• **WHAT THIS TASK INVOLVES**
Your copy of the data should leave out the images and match everything else exactly.
::::::
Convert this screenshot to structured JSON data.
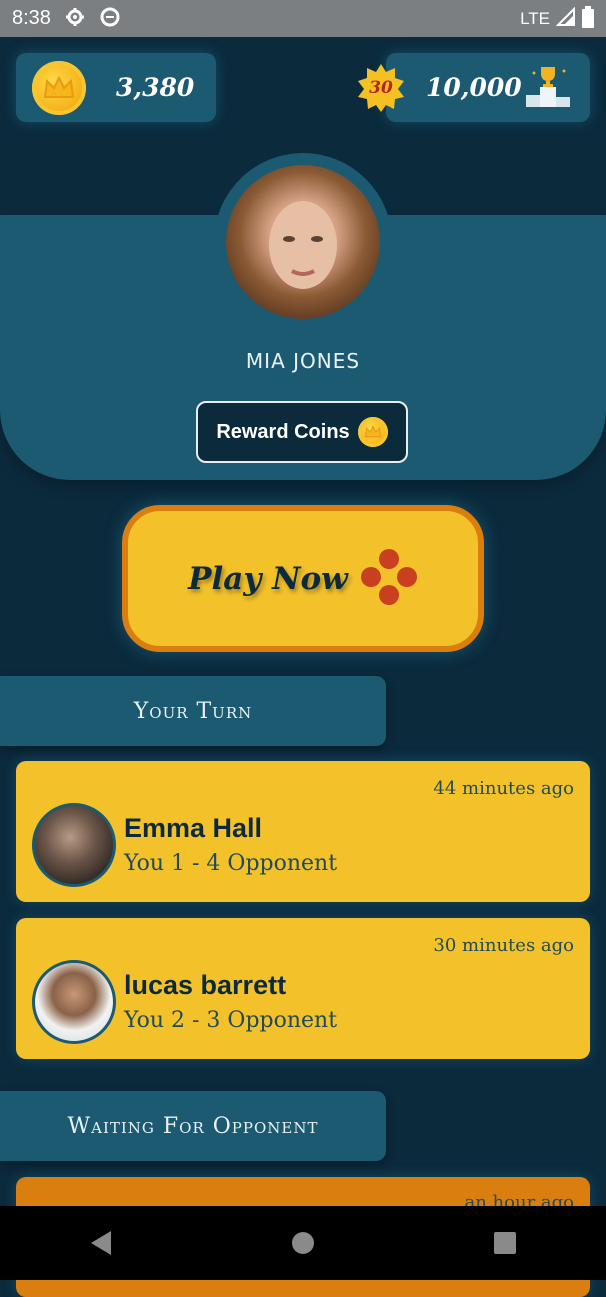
{
  "status_bar": {
    "time": "8:38",
    "network": "LTE"
  },
  "header": {
    "coins": "3,380",
    "level": "30",
    "score": "10,000"
  },
  "profile": {
    "name": "MIA JONES",
    "reward_button_label": "Reward Coins"
  },
  "play_button": {
    "label": "Play Now"
  },
  "sections": {
    "your_turn": "Your Turn",
    "waiting": "Waiting For Opponent"
  },
  "your_turn_games": [
    {
      "name": "Emma Hall",
      "score": "You 1 - 4 Opponent",
      "time": "44 minutes ago"
    },
    {
      "name": "lucas barrett",
      "score": "You 2 - 3 Opponent",
      "time": "30 minutes ago"
    }
  ],
  "waiting_games": [
    {
      "time": "an hour ago"
    }
  ],
  "colors": {
    "background": "#0b2a3c",
    "panel": "#1b5a71",
    "card_yellow": "#f3c22b",
    "card_orange": "#d97e0f",
    "dice_red": "#c8401f"
  }
}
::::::
• **REPLY TO THE EXERCISE**
Convert this screenshot to structured JSON data.
{
  "status_bar": {
    "time": "8:38",
    "network": "LTE"
  },
  "header": {
    "coins": "3,380",
    "level": "30",
    "score": "10,000"
  },
  "profile": {
    "name": "MIA JONES",
    "reward_button_label": "Reward Coins"
  },
  "play_button": {
    "label": "Play Now"
  },
  "sections": {
    "your_turn": "Your Turn",
    "waiting": "Waiting For Opponent"
  },
  "your_turn_games": [
    {
      "name": "Emma Hall",
      "score": "You 1 - 4 Opponent",
      "time": "44 minutes ago"
    },
    {
      "name": "lucas barrett",
      "score": "You 2 - 3 Opponent",
      "time": "30 minutes ago"
    }
  ],
  "waiting_games": [
    {
      "time": "an hour ago"
    }
  ],
  "colors": {
    "background": "#0b2a3c",
    "panel": "#1b5a71",
    "card_yellow": "#f3c22b",
    "card_orange": "#d97e0f",
    "dice_red": "#c8401f"
  }
}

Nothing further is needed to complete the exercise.